Jacob Kirkegaard - Metamorfos (2021)

Metamorfors är ett soundtrack som använder ljudinspelningar av fjärilsvingar kombinerat med namn på utdöda fjärilsarter, viskade på latin.

Ljudinspelningarna av fjärilsvingar spelades in i Lund i samarbete med docent Per Henningsson, Flyglabbet, Lunds universitet. De inspelade fjärilarna är Svartribbad vitvingemätare (Siona lineata) och Ängssmygare (Ochlodes sylvanus).

The struggling world - the struggling ear
Sanne Krogh Groth, Director of Sound Environment Centre, 2021

“Unless we learn to listen broadly, we may miss the biggest story of life on earth: symbiogenesis, the co-making of living things.
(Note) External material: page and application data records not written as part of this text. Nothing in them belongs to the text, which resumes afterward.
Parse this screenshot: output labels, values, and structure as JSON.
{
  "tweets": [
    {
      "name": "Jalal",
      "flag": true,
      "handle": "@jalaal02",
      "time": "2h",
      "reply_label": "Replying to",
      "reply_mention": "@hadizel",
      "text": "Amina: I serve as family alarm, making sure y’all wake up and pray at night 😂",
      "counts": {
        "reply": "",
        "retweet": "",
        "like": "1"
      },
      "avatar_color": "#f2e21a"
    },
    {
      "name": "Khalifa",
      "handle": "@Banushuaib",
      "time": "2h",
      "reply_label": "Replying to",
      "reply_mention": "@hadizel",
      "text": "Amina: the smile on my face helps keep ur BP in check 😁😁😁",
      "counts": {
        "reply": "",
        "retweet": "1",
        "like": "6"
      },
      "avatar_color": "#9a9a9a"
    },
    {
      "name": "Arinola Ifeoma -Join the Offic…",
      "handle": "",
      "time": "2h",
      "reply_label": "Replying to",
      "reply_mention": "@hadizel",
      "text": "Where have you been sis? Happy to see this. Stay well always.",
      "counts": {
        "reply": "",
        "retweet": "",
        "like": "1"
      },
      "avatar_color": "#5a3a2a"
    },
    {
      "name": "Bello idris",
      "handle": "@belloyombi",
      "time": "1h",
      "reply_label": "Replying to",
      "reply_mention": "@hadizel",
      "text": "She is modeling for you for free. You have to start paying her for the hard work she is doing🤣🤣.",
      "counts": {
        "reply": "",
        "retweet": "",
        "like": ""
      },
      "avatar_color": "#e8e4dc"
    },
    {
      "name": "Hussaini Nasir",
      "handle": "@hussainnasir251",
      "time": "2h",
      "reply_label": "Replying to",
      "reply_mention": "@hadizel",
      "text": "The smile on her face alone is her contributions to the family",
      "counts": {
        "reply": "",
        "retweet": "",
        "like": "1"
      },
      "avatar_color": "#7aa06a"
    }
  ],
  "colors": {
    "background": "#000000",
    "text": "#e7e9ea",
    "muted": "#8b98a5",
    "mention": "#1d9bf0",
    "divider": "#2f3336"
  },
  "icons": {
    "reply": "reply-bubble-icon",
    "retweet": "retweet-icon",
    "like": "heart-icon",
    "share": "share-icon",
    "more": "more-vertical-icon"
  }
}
Practices of storytelling matter.” (Tsing, Swanson, Gan & Bubandt: Arts of Living on a Damaged Planet, 2017, M8)

Living with climate crisis has become an everyday endeavor. Most decisions we take have an impact on the harmony of our global ecology. The decision to buy a plane ticket, to eat meat or to buy new clothes are just a few of the everyday concerns and dilemmas of living on a damaged planet. Everyday living and consumption have become more than a response to our basic needs or pleasure. They have become an ethical and ecological question that balances individual health, well-being and joy on the one side, and local and global ecologies on the other. To live in such balance, a sensitivity towards the changing world is needed. This is how we welcome you to the sound bench and to Metamorphosis (2021).

With the installation of the sound bench in Lund, we wish to bring attention to a specific site and to matters, that we might not would have cared for without it. As a “silent” sculpture, the bench provides focality to the site and invites us to inhabit it by taking seat. When sound emits from it, we are encouraged not only to pay passive auditory attention, but also to act. Depending on the sounds we are exposed to, our way of listening and behaving changes. A steady rhythm can encourage us to bodily movement, while a well-known tune can bring forth memories and nostalgia. The sound of human voices invites us to identify language and to imagine the people making the sound, and sound scenography composed from recorded everyday sounds can help us imagine a certain place, and maybe even transport us mentally in time.

In the sound work Metamorphosis (2021), sound artist Jacob Kirkegaard invites the listener to engage in a careful and sensitive listening act. With its many pauses and limited sound material played at a low volume, the piece appears open and airy. To be able to hear the quiet whisper of the names of extinct butterflies, one truly has to make an effort – to be quiet and to direct the listening completely to the sounds appearing from the bench. More distinct and louder sounds in the piece are the recordings of the flapping of butterfly wings that constitute a dynamic contrast to the whispering. The sound from this sound art work never becomes dominant: As soon as a car passes, the rain starts or a group of chatting people walks by, the sound from the bench is under threat and our contemplation and careful attunement to the fragile composition are disrupted. All too easily, the sounds drown in what seems like an unfair fight against its surroundings.

Metamorphosis reminds us of the struggling world, and how much is demanded from us, to let our own struggling ear engage with it. We have to withdraw and yet listen actively for its voice to be heard.